● Work to complete
Without the pictures, return each record as it appears.

(Records from a data collection)
********************

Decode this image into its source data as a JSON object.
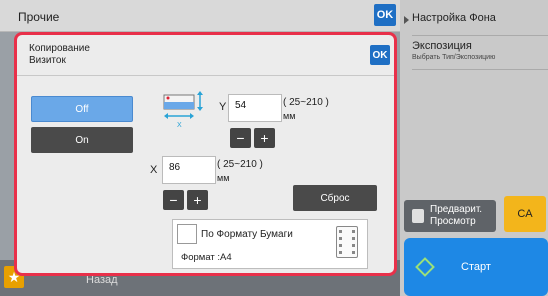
{
  "background": {
    "title": "Прочие",
    "ok_label": "OK"
  },
  "right_panel": {
    "items": [
      {
        "label": "Настройка Фона",
        "sub": ""
      },
      {
        "label": "Экспозиция",
        "sub": "Выбрать Тип/Экспозицию"
      }
    ],
    "preview_label_1": "Предварит.",
    "preview_label_2": "Просмотр",
    "ca_label": "CA",
    "start_label": "Старт"
  },
  "bottom_bar": {
    "back_label": "Назад"
  },
  "modal": {
    "title_line1": "Копирование",
    "title_line2": "Визиток",
    "ok_label": "OK",
    "toggle": {
      "off_label": "Off",
      "on_label": "On",
      "selected": "Off"
    },
    "y": {
      "axis": "Y",
      "value": "54",
      "range": "( 25~210 )",
      "unit": "мм",
      "minus": "−",
      "plus": "+"
    },
    "x": {
      "axis": "X",
      "value": "86",
      "range": "( 25~210 )",
      "unit": "мм",
      "minus": "−",
      "plus": "+"
    },
    "reset_label": "Сброс",
    "paper": {
      "label": "По Формату Бумаги",
      "format_label": "Формат",
      "format_value": ":A4",
      "checked": false
    }
  },
  "colors": {
    "accent_blue": "#1f6fc4",
    "modal_border": "#e8304a",
    "selected_toggle": "#6aa8e8",
    "start_button": "#1e88e5",
    "ca_button": "#f3b51b"
  }
}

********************

● Worked solution
Decode this image into its source data as a JSON object.
{
  "background": {
    "title": "Прочие",
    "ok_label": "OK"
  },
  "right_panel": {
    "items": [
      {
        "label": "Настройка Фона",
        "sub": ""
      },
      {
        "label": "Экспозиция",
        "sub": "Выбрать Тип/Экспозицию"
      }
    ],
    "preview_label_1": "Предварит.",
    "preview_label_2": "Просмотр",
    "ca_label": "CA",
    "start_label": "Старт"
  },
  "bottom_bar": {
    "back_label": "Назад"
  },
  "modal": {
    "title_line1": "Копирование",
    "title_line2": "Визиток",
    "ok_label": "OK",
    "toggle": {
      "off_label": "Off",
      "on_label": "On",
      "selected": "Off"
    },
    "y": {
      "axis": "Y",
      "value": "54",
      "range": "( 25~210 )",
      "unit": "мм",
      "minus": "−",
      "plus": "+"
    },
    "x": {
      "axis": "X",
      "value": "86",
      "range": "( 25~210 )",
      "unit": "мм",
      "minus": "−",
      "plus": "+"
    },
    "reset_label": "Сброс",
    "paper": {
      "label": "По Формату Бумаги",
      "format_label": "Формат",
      "format_value": ":A4",
      "checked": false
    }
  },
  "colors": {
    "accent_blue": "#1f6fc4",
    "modal_border": "#e8304a",
    "selected_toggle": "#6aa8e8",
    "start_button": "#1e88e5",
    "ca_button": "#f3b51b"
  }
}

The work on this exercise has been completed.